At many instances in the film, characters make bad choices, immature statements, and device faulty plans, but not as faulty as the story itself. Director Jose Padilha, as always, chose style over substance, ended up chasing City of God and tripped half way through. At instances, the movie appears to be making strong statements about the drug situation using some “cool” jargon, which like the rest of the movie disappears, eventually giving room to the glamorization of some police action and ending up as a mediocre revenge story.

In sum, the movie falls short of expectations, satisfies the glamour hunger, makes a few bold statements, but fails to cast a strong impression. At best, this is a mediocre attempt at making a Scorsesesce commentary at the crime and corruption in society. At worst, this is Jose Padilha’s desperate attempt at being “that cool director.”

51 Popular Hindi Language Films Worth Your Time

In 2010, I compiled a quick and dirty list of good Bollywood / Hindi movies as a decent entry point into Bollywood. Although later I went on to create better lists that introduce Indian cinema overall instead of just Hindi cinema, here is the first draft of that list. I think it is still a decent way to introduce Hindi cinema to people who don’t have any knowledge or background in it. I included a few non-Hindi or Hindi-dubbed films as well, because I think they were widely embraced as a part of Hindi cinema around that time. So, here is a list of popular Hindi language films that are worth a watch.

A still from Naya Daur (1957)

A still from Naya Daur (1957) – #11 on this list   *source – bollywoodfoodclub.com

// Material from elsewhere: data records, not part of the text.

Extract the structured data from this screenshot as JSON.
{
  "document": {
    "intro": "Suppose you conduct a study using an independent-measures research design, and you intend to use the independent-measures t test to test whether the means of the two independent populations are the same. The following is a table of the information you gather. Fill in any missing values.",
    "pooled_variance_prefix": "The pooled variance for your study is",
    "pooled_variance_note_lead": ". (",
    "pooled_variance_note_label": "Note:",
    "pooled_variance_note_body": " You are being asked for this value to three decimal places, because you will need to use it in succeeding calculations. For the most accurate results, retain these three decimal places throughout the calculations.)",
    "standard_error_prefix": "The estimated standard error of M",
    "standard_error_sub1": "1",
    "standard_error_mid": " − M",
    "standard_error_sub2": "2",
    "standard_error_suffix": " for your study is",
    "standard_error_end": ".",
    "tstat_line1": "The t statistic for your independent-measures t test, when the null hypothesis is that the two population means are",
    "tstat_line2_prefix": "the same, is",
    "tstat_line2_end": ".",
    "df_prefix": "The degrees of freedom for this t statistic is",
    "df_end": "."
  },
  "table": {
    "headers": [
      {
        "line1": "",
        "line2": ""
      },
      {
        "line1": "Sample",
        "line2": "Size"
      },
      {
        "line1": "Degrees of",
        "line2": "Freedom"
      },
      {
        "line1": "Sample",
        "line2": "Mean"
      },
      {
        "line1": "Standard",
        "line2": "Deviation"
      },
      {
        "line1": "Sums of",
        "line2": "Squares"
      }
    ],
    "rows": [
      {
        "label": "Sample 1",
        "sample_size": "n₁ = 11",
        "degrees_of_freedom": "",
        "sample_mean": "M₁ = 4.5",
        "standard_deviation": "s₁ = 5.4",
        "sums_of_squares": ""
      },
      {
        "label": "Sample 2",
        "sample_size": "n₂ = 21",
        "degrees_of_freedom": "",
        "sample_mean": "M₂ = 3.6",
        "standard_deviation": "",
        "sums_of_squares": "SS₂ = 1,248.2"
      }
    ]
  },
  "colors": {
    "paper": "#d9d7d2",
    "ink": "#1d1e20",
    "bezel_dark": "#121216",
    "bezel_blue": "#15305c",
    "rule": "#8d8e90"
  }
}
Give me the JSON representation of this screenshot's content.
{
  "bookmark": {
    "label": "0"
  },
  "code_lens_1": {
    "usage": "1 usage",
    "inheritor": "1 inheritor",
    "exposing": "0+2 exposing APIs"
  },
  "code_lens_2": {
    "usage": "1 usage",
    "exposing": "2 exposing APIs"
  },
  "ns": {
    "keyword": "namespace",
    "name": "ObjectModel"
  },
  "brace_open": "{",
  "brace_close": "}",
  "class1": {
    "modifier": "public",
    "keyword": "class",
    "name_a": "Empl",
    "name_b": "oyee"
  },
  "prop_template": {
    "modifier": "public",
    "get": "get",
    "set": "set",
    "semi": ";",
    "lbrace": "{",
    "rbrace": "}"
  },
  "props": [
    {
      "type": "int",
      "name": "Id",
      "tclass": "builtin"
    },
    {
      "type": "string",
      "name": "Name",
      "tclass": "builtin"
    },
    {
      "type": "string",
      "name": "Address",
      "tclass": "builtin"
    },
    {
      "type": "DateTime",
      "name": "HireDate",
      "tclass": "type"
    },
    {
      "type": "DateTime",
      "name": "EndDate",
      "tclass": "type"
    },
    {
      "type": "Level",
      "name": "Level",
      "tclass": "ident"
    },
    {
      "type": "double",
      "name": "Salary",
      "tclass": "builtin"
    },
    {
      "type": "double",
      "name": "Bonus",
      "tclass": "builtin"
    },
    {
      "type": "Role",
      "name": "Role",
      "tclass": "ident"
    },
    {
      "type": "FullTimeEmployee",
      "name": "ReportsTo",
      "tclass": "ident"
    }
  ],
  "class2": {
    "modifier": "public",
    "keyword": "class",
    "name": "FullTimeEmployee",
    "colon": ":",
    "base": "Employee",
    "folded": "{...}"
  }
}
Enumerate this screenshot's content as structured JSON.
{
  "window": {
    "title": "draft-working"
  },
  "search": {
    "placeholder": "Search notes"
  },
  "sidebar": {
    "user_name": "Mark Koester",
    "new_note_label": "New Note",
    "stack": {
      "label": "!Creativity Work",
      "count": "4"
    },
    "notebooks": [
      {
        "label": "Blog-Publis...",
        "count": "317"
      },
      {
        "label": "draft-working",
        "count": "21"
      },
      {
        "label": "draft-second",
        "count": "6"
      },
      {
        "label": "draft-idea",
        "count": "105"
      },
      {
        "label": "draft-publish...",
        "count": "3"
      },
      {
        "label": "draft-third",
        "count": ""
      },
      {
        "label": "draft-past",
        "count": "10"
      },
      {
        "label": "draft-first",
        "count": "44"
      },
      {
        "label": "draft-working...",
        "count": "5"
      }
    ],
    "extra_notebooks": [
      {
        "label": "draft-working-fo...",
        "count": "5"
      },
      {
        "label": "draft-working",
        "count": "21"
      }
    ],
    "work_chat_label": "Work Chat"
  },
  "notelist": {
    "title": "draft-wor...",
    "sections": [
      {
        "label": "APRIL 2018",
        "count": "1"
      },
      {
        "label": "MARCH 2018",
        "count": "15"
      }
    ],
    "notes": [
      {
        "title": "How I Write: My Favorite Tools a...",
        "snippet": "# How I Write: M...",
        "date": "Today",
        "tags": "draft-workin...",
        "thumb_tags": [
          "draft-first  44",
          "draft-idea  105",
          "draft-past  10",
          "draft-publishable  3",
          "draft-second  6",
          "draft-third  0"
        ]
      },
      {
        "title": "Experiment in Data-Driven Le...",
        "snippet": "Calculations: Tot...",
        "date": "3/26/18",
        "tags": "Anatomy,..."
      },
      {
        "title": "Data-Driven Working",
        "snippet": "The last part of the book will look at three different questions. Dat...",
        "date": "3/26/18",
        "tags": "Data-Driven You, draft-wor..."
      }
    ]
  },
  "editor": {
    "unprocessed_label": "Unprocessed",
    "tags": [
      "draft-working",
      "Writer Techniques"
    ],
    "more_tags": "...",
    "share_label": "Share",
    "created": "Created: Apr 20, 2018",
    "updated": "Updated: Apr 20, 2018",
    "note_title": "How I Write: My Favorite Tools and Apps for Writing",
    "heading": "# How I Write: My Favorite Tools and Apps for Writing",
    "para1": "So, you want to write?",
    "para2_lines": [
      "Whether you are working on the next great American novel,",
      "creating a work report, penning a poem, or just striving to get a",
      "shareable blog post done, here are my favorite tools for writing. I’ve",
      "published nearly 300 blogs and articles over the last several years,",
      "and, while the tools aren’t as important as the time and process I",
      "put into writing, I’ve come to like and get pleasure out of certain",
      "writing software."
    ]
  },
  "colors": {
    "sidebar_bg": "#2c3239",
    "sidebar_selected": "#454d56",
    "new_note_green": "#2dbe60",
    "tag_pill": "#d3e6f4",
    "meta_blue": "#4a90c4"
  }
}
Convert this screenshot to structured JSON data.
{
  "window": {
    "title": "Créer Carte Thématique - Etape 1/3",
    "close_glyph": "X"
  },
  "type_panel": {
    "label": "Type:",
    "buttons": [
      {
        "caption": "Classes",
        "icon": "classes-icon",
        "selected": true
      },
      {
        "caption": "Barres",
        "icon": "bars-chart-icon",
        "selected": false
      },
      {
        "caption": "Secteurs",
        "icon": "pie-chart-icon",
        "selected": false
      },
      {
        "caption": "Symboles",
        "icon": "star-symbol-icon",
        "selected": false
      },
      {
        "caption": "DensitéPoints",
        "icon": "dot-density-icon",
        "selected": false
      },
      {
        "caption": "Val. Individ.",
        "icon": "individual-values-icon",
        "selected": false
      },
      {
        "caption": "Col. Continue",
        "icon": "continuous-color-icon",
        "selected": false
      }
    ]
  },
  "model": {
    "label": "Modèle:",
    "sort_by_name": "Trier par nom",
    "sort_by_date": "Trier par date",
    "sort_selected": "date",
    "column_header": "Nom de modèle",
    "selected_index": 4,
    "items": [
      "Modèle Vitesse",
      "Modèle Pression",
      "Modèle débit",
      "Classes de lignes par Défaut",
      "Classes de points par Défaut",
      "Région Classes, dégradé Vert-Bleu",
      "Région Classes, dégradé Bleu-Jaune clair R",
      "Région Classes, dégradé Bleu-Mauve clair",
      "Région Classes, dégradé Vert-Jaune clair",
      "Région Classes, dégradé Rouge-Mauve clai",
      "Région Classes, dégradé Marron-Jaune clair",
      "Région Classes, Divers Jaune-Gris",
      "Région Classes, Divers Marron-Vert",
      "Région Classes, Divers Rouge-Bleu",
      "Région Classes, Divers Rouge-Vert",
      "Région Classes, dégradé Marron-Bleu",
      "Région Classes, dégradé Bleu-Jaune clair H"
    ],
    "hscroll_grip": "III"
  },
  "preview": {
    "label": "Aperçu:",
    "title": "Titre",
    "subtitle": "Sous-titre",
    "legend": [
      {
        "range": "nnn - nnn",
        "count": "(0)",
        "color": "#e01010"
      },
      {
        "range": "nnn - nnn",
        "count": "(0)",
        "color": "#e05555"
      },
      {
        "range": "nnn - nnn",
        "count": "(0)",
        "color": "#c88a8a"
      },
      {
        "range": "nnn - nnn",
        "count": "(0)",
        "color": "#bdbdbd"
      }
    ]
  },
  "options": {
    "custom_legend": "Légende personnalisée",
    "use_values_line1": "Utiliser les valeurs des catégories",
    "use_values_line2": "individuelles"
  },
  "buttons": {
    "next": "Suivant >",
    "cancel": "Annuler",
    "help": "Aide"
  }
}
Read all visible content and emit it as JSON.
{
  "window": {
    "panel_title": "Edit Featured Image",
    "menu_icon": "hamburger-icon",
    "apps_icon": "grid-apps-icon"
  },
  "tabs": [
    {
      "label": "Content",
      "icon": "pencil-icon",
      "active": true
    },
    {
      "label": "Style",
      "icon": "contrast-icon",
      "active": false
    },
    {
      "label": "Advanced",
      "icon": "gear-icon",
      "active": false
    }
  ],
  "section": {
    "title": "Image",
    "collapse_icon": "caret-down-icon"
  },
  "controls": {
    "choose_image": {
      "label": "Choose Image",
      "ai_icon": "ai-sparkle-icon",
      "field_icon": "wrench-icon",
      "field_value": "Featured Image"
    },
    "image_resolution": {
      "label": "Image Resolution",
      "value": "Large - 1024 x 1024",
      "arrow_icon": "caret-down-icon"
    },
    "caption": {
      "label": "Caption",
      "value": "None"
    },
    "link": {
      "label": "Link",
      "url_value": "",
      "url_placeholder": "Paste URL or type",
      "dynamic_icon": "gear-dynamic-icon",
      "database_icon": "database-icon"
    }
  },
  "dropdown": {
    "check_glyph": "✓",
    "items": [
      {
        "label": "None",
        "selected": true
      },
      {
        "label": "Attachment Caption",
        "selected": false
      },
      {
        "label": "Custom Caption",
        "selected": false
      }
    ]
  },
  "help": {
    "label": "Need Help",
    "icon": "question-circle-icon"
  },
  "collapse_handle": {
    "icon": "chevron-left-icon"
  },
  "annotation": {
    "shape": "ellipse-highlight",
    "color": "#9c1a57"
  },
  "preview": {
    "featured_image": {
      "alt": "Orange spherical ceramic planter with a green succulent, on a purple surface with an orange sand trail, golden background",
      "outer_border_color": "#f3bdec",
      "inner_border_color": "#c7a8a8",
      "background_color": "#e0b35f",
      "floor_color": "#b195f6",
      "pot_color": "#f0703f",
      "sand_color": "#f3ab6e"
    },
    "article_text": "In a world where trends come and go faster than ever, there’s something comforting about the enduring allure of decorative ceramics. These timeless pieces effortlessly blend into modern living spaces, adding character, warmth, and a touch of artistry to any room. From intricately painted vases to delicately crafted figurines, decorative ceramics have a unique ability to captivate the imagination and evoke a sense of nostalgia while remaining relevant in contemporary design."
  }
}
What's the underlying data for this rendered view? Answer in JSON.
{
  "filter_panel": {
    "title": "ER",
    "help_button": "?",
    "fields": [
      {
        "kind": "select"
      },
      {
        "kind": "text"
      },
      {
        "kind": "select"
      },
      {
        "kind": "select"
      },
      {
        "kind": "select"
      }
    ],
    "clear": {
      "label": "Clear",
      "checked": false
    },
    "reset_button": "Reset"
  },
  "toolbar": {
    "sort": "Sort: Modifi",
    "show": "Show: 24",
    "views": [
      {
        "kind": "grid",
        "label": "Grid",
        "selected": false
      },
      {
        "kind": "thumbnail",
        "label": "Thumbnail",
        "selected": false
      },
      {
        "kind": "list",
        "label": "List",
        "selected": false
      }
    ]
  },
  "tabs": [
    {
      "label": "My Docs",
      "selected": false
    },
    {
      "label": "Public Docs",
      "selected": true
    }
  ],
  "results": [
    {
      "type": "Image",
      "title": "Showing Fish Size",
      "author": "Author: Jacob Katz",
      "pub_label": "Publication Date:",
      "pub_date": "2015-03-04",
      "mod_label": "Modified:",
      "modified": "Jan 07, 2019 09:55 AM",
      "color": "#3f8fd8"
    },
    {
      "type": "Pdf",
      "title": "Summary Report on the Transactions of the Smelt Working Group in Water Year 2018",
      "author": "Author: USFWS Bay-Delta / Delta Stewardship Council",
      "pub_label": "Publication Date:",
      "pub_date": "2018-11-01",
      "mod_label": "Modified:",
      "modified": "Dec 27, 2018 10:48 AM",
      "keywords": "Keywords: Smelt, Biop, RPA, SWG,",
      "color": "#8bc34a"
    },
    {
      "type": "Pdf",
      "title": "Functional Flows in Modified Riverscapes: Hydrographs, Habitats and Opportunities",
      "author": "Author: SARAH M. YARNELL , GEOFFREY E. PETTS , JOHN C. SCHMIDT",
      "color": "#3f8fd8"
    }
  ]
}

  1. Lagaan: Once Upon a Time in India (a.k.a. Land tax) – 2001
  2. Sholay (a.k.a Embers) – 1975
  3. Mother India – 1957
  4. Pyaasa (a.k.a Thirst)- 1957
  5. Mughal-e-Azam (a.k.a The Emperor of the Mughals)- 1960
  6. Guide – 1965
  7. Do Bheega Zameen – 1953
  8. Anand – 1970
  9. Kaagaz ke phool (a.k.a Paper Flowers) – 1959
  10. Bandini – 1963
  11. Naya Daur (a.k.a New Trends)- 1957
  12. Satya – 1998
  13. Jaane bhi do Yaaro (a.k.a Who pays the piper)- 1983
  14. Deewar (a.k.a I’ll die for Mama)- 1975
  15. Salaam Bombay – 1988
  16. Aandhi (a.k.a. Storm)- 1975
  17. Sarfarosh (a.k.a Martyrs) – 1999
  18. Gol Maal (a.k.a Hanky Panky) – 1979
  19. Akrosh (a.k.a Cry of the Wounded) – 1980
  20. Bandit Queen – 1994
  21. Bumbai (a.k.a Bombay) – 1995
  22. Masoom (a.k.a Innocent)- 1983
  23. Rang de Basanti (a.k.a Paint it Yellow)- 2006
  24. Lamhe (a.k.a Moments)- 1991
  25. Pakeezah (a.k.a Pure Heart) – 1972
  26. Taare Zameen Par (a.k.a Like Stars on Earth) – 2007
  27. Jaagte raho (a.k.a A Night in the City)- 1956
  28. Dilwale Dulhaniya Le Jayenge (a.k.a Bravehearts will take the Bride)- 1995
  29. Hum Aapke hai Kaun (a.k.a Who am I for you)- 1994
  30. Dev.D (2009)
  31. Namak Haraam (a.k.a The Ungrateful) – 1973
  32. Saheb Bibi aur Ghulam (a.k.a King, Queen and Knave) – 1962
  33. Saaransh (a.k.a The Gist)- 1984
  34. Arth (a.k.a The Meaning) – 1982
  35. Darr (a.k.a Fear) – 1993
  36. Waqt (a.k.a Time) – 1965
  37. Shatranj ke Khiladi (a.k.a Chess Players) – 1977
  38. Qurbaani (a.k.a Sacrifice) – 1980
  39. Umrao Jaan – 1981
  40. Amar Akbar Anthony – 1977
  41. Pushpak (a.k.a The Love Chariot)- 1988
  42. Daddy – 1989
  43. Yaadon ki Baarat – 1973
  44. Don – 1978
  45. Page 3 – 2005
  46. Suraj ka Satva Ghoda (a.k.a Seventh Horse of the Sun) – 1993
  47. Madhumati – 1958
  48. Ardh Satya (a.k.a. Half truth) – 1983
  49. Chashme Buddoor – 1981
  50. Roja – 1992
  51. Black Friday – 2004